Below are some entries. Copy each line that holds the string "command".

• **Available records**
|---|

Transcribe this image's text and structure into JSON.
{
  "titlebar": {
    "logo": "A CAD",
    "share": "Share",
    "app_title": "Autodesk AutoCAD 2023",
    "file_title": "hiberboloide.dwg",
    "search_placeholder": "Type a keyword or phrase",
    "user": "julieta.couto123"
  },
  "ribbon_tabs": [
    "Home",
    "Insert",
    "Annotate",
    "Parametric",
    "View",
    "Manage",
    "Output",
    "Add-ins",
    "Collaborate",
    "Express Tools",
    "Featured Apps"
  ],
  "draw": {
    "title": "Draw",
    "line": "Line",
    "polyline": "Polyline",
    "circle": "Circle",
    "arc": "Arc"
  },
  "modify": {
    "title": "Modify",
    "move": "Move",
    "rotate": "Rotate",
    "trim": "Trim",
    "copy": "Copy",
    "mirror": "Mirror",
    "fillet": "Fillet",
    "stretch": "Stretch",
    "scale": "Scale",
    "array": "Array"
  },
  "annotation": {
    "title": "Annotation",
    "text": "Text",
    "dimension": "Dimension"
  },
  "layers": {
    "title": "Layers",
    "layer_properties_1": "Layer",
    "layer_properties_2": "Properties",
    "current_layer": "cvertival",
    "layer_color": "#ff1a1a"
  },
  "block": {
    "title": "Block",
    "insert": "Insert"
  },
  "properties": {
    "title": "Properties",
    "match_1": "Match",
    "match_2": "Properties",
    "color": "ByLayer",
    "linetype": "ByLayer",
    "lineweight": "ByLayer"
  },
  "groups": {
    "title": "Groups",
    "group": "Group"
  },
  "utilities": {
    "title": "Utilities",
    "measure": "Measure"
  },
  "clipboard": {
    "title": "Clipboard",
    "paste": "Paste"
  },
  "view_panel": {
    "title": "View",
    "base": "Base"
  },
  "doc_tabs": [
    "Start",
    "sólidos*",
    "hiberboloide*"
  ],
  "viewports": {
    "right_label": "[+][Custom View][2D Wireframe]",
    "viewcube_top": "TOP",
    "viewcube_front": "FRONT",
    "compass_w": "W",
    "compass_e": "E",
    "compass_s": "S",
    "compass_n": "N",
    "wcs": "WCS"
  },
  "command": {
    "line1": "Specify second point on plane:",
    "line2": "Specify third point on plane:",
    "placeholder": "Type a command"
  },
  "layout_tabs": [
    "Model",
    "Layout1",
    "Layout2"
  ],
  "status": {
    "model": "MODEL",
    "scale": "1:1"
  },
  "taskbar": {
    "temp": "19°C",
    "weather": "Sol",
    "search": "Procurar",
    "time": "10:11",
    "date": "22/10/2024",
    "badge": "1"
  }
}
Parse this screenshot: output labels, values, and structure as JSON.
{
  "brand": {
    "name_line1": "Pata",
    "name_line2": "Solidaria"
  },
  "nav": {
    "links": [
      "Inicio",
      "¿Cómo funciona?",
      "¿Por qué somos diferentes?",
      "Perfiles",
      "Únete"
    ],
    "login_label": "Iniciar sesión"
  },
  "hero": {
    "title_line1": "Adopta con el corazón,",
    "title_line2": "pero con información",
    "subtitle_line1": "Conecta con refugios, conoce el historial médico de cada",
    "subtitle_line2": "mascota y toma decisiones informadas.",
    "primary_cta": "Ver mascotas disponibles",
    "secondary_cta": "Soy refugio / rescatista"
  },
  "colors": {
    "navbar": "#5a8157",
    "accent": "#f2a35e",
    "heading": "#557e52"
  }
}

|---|

• **Output for this task**
  "command": {
    "placeholder": "Type a command"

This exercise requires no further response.